What is required: Your answer must be the listing repeated word for word, without its pictures.

# # # #

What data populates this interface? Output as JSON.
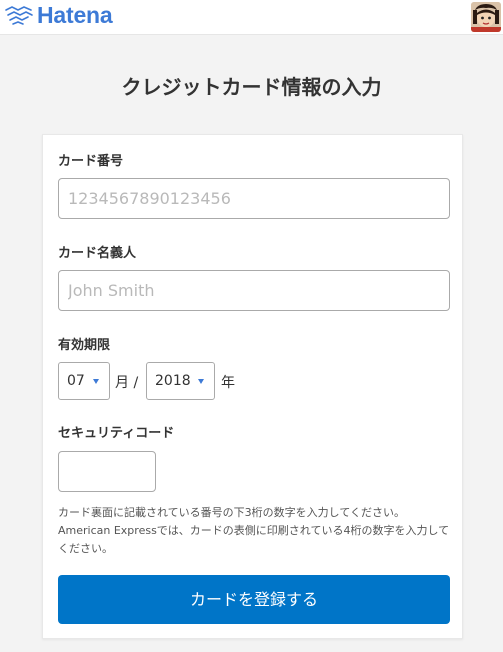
{
  "header": {
    "brand": "Hatena",
    "brand_color": "#3d7ad6"
  },
  "page": {
    "title": "クレジットカード情報の入力"
  },
  "form": {
    "card_number": {
      "label": "カード番号",
      "placeholder": "1234567890123456",
      "value": ""
    },
    "card_holder": {
      "label": "カード名義人",
      "placeholder": "John Smith",
      "value": ""
    },
    "expiry": {
      "label": "有効期限",
      "month_value": "07",
      "month_unit": "月 /",
      "year_value": "2018",
      "year_unit": "年"
    },
    "security_code": {
      "label": "セキュリティコード",
      "value": ""
    },
    "help_text": "カード裏面に記載されている番号の下3桁の数字を入力してください。American Expressでは、カードの表側に印刷されている4桁の数字を入力してください。",
    "submit_label": "カードを登録する",
    "submit_color": "#0075c8"
  }
}
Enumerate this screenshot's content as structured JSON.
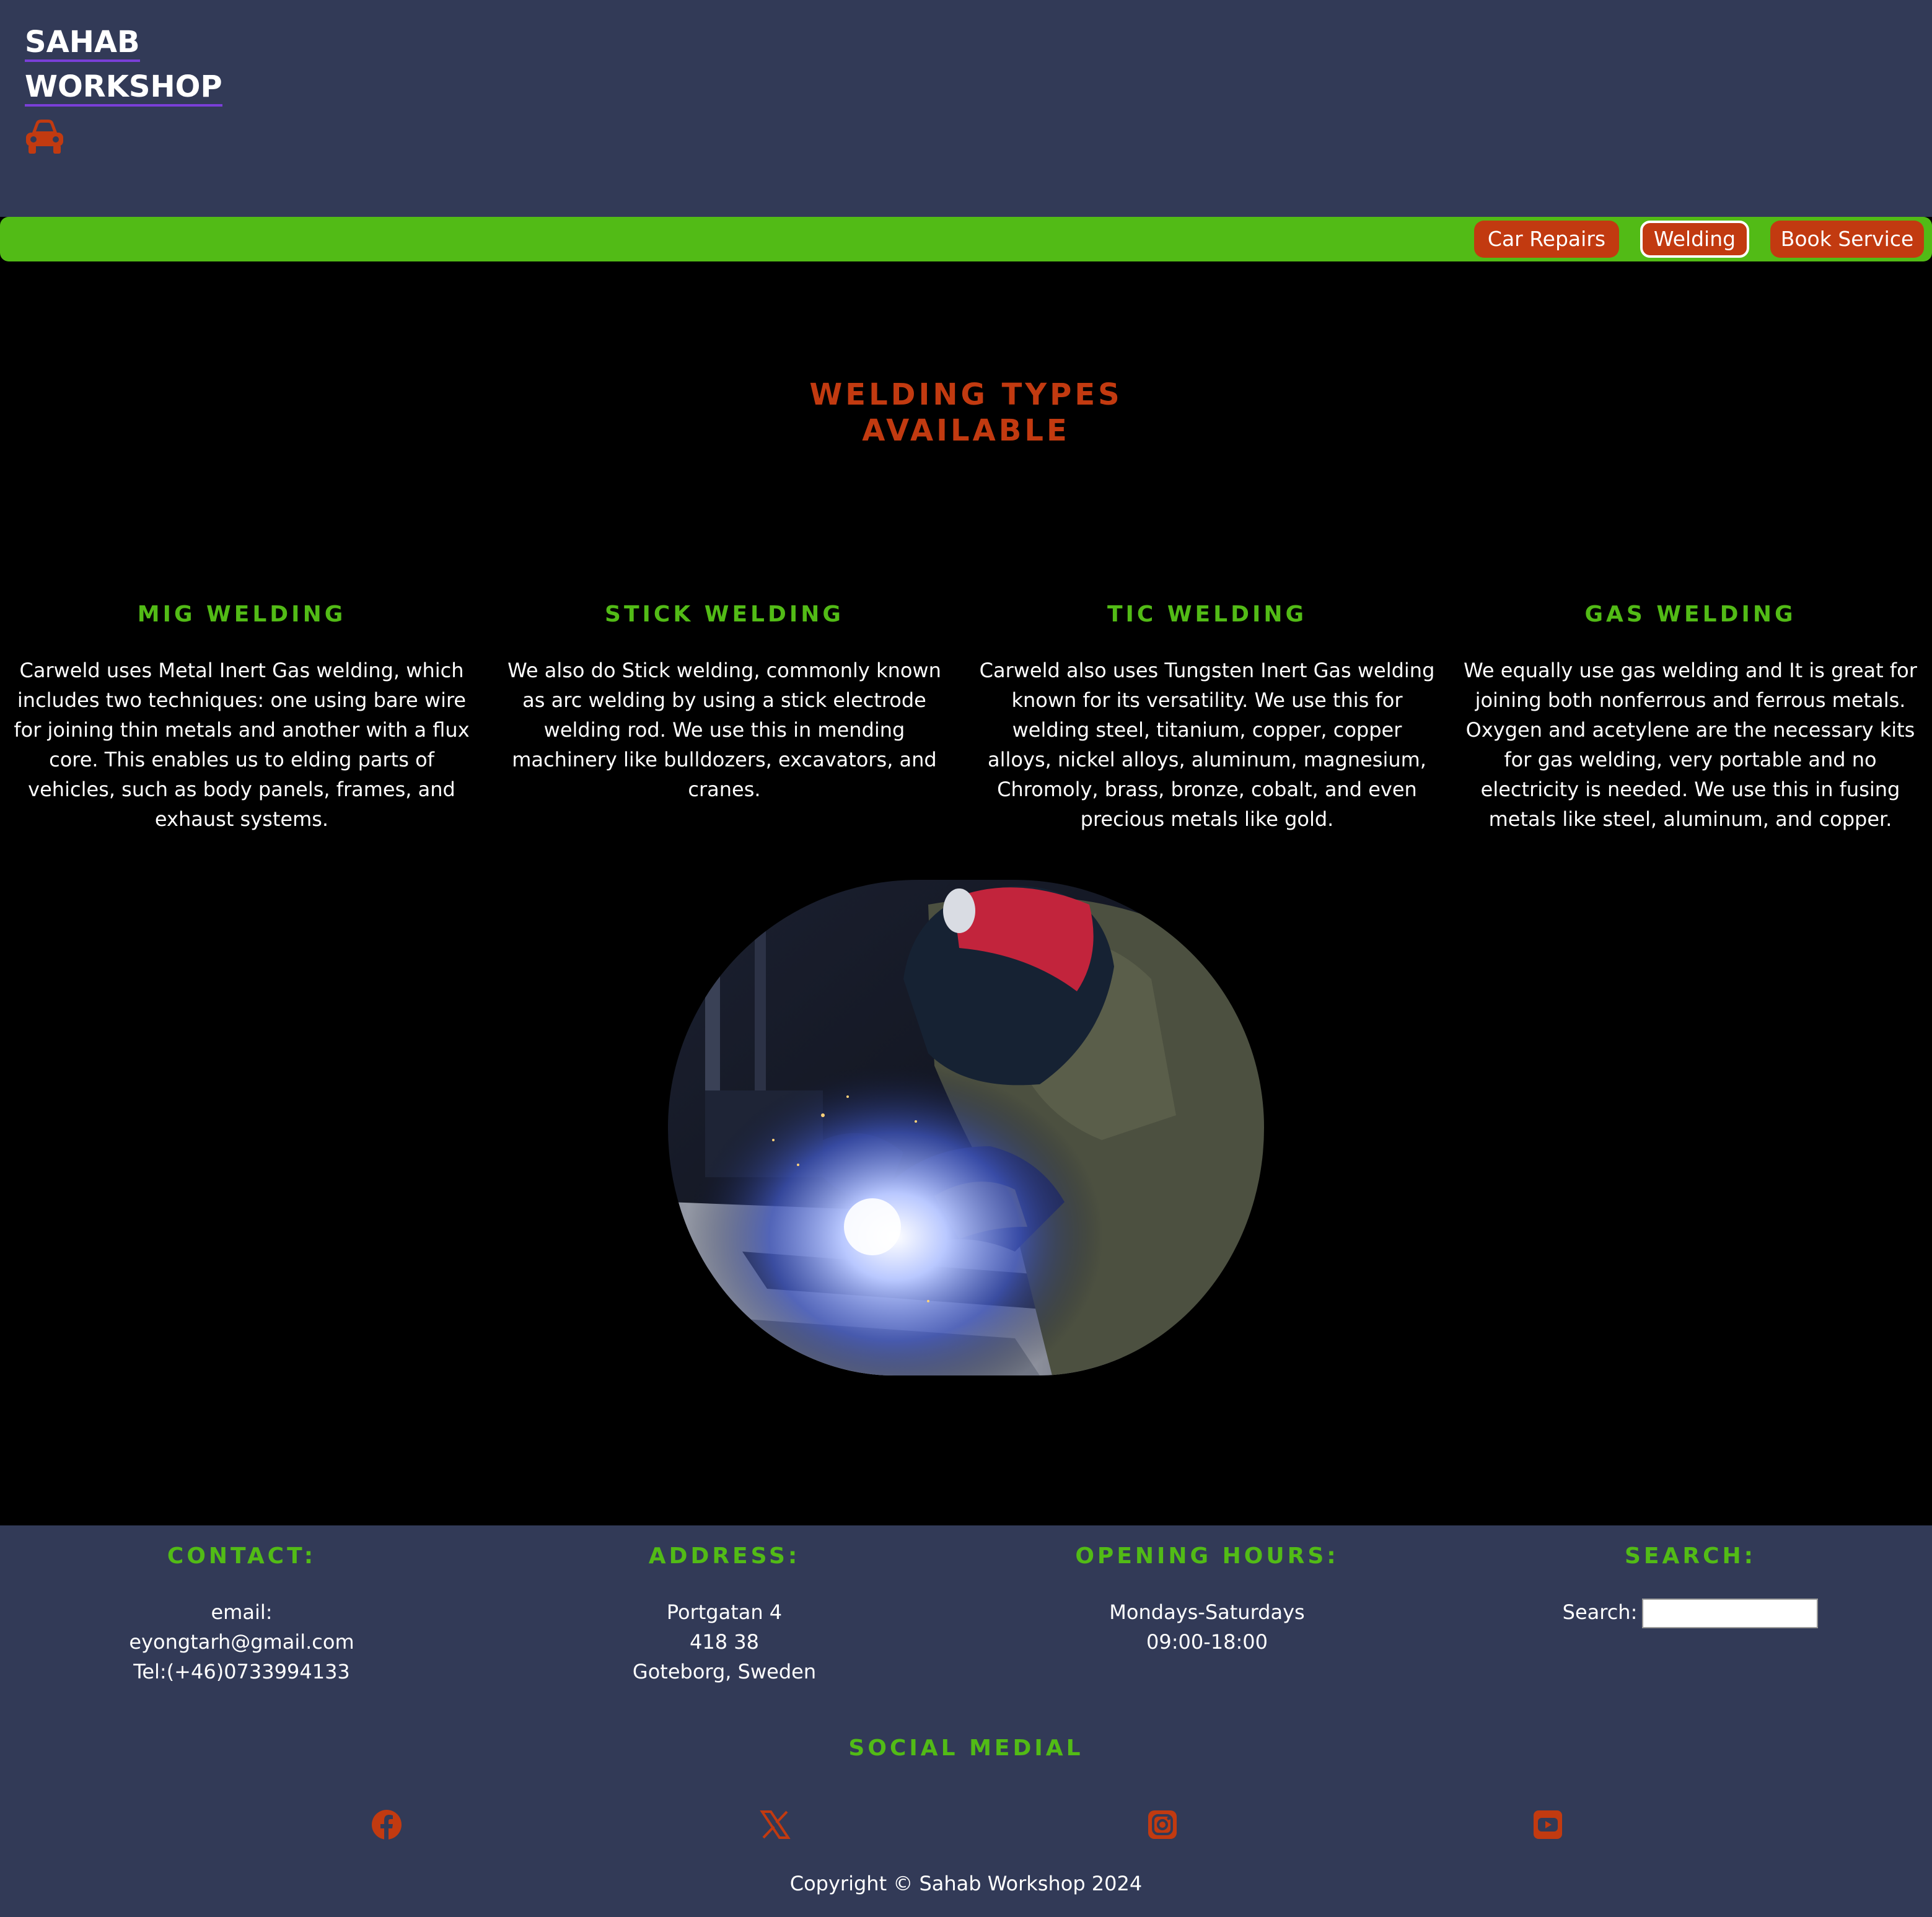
{
  "brand": {
    "line1": "SAHAB",
    "line2": "WORKSHOP",
    "icon": "car-icon"
  },
  "nav": {
    "items": [
      {
        "label": "Car Repairs",
        "active": false
      },
      {
        "label": "Welding",
        "active": true
      },
      {
        "label": "Book Service",
        "active": false
      }
    ]
  },
  "main": {
    "title_line1": "WELDING TYPES",
    "title_line2": "AVAILABLE",
    "columns": [
      {
        "heading": "MIG WELDING",
        "text": "Carweld uses Metal Inert Gas welding, which includes two techniques: one using bare wire for joining thin metals and another with a flux core. This enables us to elding parts of vehicles, such as body panels, frames, and exhaust systems."
      },
      {
        "heading": "STICK WELDING",
        "text": "We also do Stick welding, commonly known as arc welding by using a stick electrode welding rod. We use this in mending machinery like bulldozers, excavators, and cranes."
      },
      {
        "heading": "TIC WELDING",
        "text": "Carweld also uses Tungsten Inert Gas welding known for its versatility. We use this for welding steel, titanium, copper, copper alloys, nickel alloys, aluminum, magnesium, Chromoly, brass, bronze, cobalt, and even precious metals like gold."
      },
      {
        "heading": "GAS WELDING",
        "text": "We equally use gas welding and It is great for joining both nonferrous and ferrous metals. Oxygen and acetylene are the necessary kits for gas welding, very portable and no electricity is needed. We use this in fusing metals like steel, aluminum, and copper."
      }
    ]
  },
  "footer": {
    "contact": {
      "heading": "CONTACT:",
      "email_label": "email:",
      "email": "eyongtarh@gmail.com",
      "tel": "Tel:(+46)0733994133"
    },
    "address": {
      "heading": "ADDRESS:",
      "line1": "Portgatan 4",
      "line2": "418 38",
      "line3": "Goteborg, Sweden"
    },
    "hours": {
      "heading": "OPENING HOURS:",
      "line1": "Mondays-Saturdays",
      "line2": "09:00-18:00"
    },
    "search": {
      "heading": "SEARCH:",
      "label": "Search:",
      "value": ""
    },
    "social_title": "SOCIAL MEDIAL",
    "social_icons": [
      "facebook-icon",
      "x-icon",
      "instagram-icon",
      "youtube-icon"
    ],
    "copyright": "Copyright © Sahab Workshop 2024"
  },
  "colors": {
    "header_bg": "#323a57",
    "accent_orange": "#c23a10",
    "accent_green": "#52bb16",
    "body_bg": "#000000"
  }
}
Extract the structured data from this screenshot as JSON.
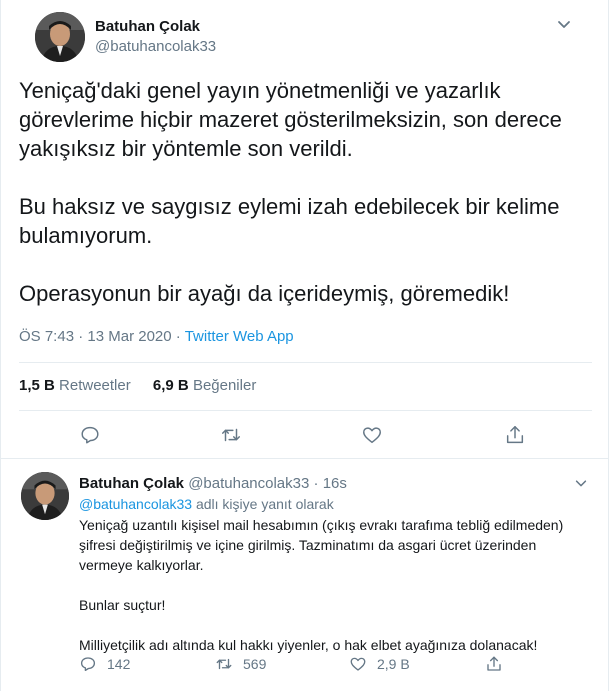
{
  "main_tweet": {
    "author_name": "Batuhan Çolak",
    "author_handle": "@batuhancolak33",
    "text": "Yeniçağ'daki genel yayın yönetmenliği ve yazarlık görevlerime hiçbir mazeret gösterilmeksizin, son derece yakışıksız bir yöntemle son verildi.\n\nBu haksız ve saygısız eylemi izah edebilecek bir kelime bulamıyorum.\n\nOperasyonun bir ayağı da içerideymiş, göremedik!",
    "time": "ÖS 7:43",
    "date": "13 Mar 2020",
    "separator": "·",
    "source": "Twitter Web App",
    "retweets_count": "1,5 B",
    "retweets_label": "Retweetler",
    "likes_count": "6,9 B",
    "likes_label": "Beğeniler"
  },
  "reply_tweet": {
    "author_name": "Batuhan Çolak",
    "author_handle": "@batuhancolak33",
    "separator": "·",
    "age": "16s",
    "reply_to_handle": "@batuhancolak33",
    "reply_to_suffix": "adlı kişiye yanıt olarak",
    "text": "Yeniçağ uzantılı kişisel mail hesabımın (çıkış evrakı tarafıma tebliğ edilmeden) şifresi değiştirilmiş ve içine girilmiş. Tazminatımı da asgari ücret üzerinden vermeye kalkıyorlar.\n\nBunlar suçtur!\n\nMilliyetçilik adı altında kul hakkı yiyenler, o hak elbet ayağınıza dolanacak!",
    "reply_count": "142",
    "retweet_count": "569",
    "like_count": "2,9 B"
  },
  "icons": {
    "reply": "reply-icon",
    "retweet": "retweet-icon",
    "like": "heart-icon",
    "share": "share-icon",
    "caret": "chevron-down-icon"
  },
  "colors": {
    "text": "#14171a",
    "secondary": "#657786",
    "link": "#1b95e0",
    "divider": "#e6ecf0"
  }
}
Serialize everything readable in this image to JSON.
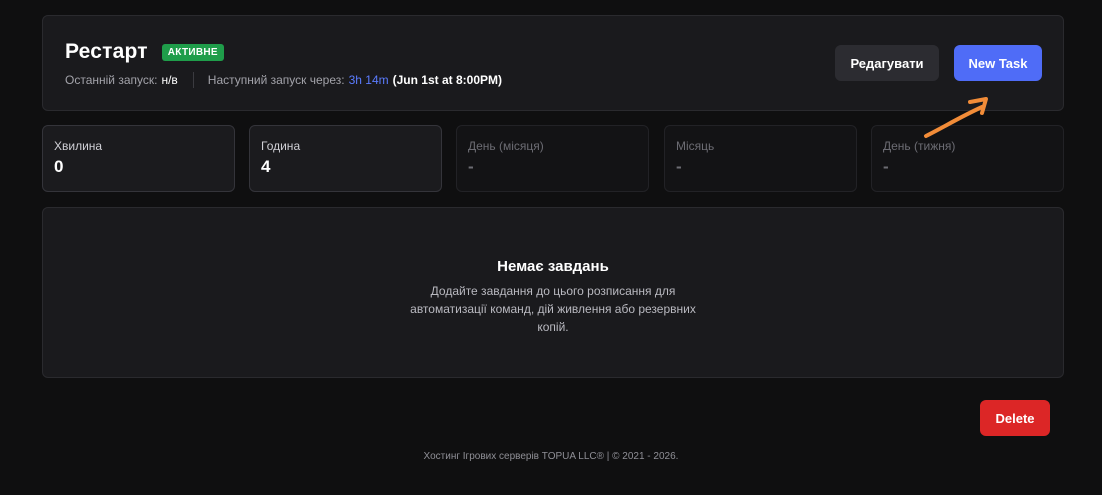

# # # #

Response area:
What data populates this interface? Output as JSON.
{
  "header": {
    "brand": "Hatena",
    "brand_color": "#3d7ad6"
  },
  "page": {
    "title": "クレジットカード情報の入力"
  },
  "form": {
    "card_number": {
      "label": "カード番号",
      "placeholder": "1234567890123456",
      "value": ""
    },
    "card_holder": {
      "label": "カード名義人",
      "placeholder": "John Smith",
      "value": ""
    },
    "expiry": {
      "label": "有効期限",
      "month_value": "07",
      "month_unit": "月 /",
      "year_value": "2018",
      "year_unit": "年"
    },
    "security_code": {
      "label": "セキュリティコード",
      "value": ""
    },
    "help_text": "カード裏面に記載されている番号の下3桁の数字を入力してください。American Expressでは、カードの表側に印刷されている4桁の数字を入力してください。",
    "submit_label": "カードを登録する",
    "submit_color": "#0075c8"
  }
}
Enumerate this screenshot's content as structured JSON.
{
  "brand": {
    "line1": "SAHAB",
    "line2": "WORKSHOP",
    "icon": "car-icon"
  },
  "nav": {
    "items": [
      {
        "label": "Car Repairs",
        "active": false
      },
      {
        "label": "Welding",
        "active": true
      },
      {
        "label": "Book Service",
        "active": false
      }
    ]
  },
  "main": {
    "title_line1": "WELDING TYPES",
    "title_line2": "AVAILABLE",
    "columns": [
      {
        "heading": "MIG WELDING",
        "text": "Carweld uses Metal Inert Gas welding, which includes two techniques: one using bare wire for joining thin metals and another with a flux core. This enables us to elding parts of vehicles, such as body panels, frames, and exhaust systems."
      },
      {
        "heading": "STICK WELDING",
        "text": "We also do Stick welding, commonly known as arc welding by using a stick electrode welding rod. We use this in mending machinery like bulldozers, excavators, and cranes."
      },
      {
        "heading": "TIC WELDING",
        "text": "Carweld also uses Tungsten Inert Gas welding known for its versatility. We use this for welding steel, titanium, copper, copper alloys, nickel alloys, aluminum, magnesium, Chromoly, brass, bronze, cobalt, and even precious metals like gold."
      },
      {
        "heading": "GAS WELDING",
        "text": "We equally use gas welding and It is great for joining both nonferrous and ferrous metals. Oxygen and acetylene are the necessary kits for gas welding, very portable and no electricity is needed. We use this in fusing metals like steel, aluminum, and copper."
      }
    ]
  },
  "footer": {
    "contact": {
      "heading": "CONTACT:",
      "email_label": "email:",
      "email": "eyongtarh@gmail.com",
      "tel": "Tel:(+46)0733994133"
    },
    "address": {
      "heading": "ADDRESS:",
      "line1": "Portgatan 4",
      "line2": "418 38",
      "line3": "Goteborg, Sweden"
    },
    "hours": {
      "heading": "OPENING HOURS:",
      "line1": "Mondays-Saturdays",
      "line2": "09:00-18:00"
    },
    "search": {
      "heading": "SEARCH:",
      "label": "Search:",
      "value": ""
    },
    "social_title": "SOCIAL MEDIAL",
    "social_icons": [
      "facebook-icon",
      "x-icon",
      "instagram-icon",
      "youtube-icon"
    ],
    "copyright": "Copyright © Sahab Workshop 2024"
  },
  "colors": {
    "header_bg": "#323a57",
    "accent_orange": "#c23a10",
    "accent_green": "#52bb16",
    "body_bg": "#000000"
  }
}
Extract the structured data from this screenshot as JSON.
{
  "main_tweet": {
    "author_name": "Batuhan Çolak",
    "author_handle": "@batuhancolak33",
    "text": "Yeniçağ'daki genel yayın yönetmenliği ve yazarlık görevlerime hiçbir mazeret gösterilmeksizin, son derece yakışıksız bir yöntemle son verildi.\n\nBu haksız ve saygısız eylemi izah edebilecek bir kelime bulamıyorum.\n\nOperasyonun bir ayağı da içerideymiş, göremedik!",
    "time": "ÖS 7:43",
    "date": "13 Mar 2020",
    "separator": "·",
    "source": "Twitter Web App",
    "retweets_count": "1,5 B",
    "retweets_label": "Retweetler",
    "likes_count": "6,9 B",
    "likes_label": "Beğeniler"
  },
  "reply_tweet": {
    "author_name": "Batuhan Çolak",
    "author_handle": "@batuhancolak33",
    "separator": "·",
    "age": "16s",
    "reply_to_handle": "@batuhancolak33",
    "reply_to_suffix": "adlı kişiye yanıt olarak",
    "text": "Yeniçağ uzantılı kişisel mail hesabımın (çıkış evrakı tarafıma tebliğ edilmeden) şifresi değiştirilmiş ve içine girilmiş. Tazminatımı da asgari ücret üzerinden vermeye kalkıyorlar.\n\nBunlar suçtur!\n\nMilliyetçilik adı altında kul hakkı yiyenler, o hak elbet ayağınıza dolanacak!",
    "reply_count": "142",
    "retweet_count": "569",
    "like_count": "2,9 B"
  },
  "icons": {
    "reply": "reply-icon",
    "retweet": "retweet-icon",
    "like": "heart-icon",
    "share": "share-icon",
    "caret": "chevron-down-icon"
  },
  "colors": {
    "text": "#14171a",
    "secondary": "#657786",
    "link": "#1b95e0",
    "divider": "#e6ecf0"
  }
}
Serialize everything readable in this image to JSON.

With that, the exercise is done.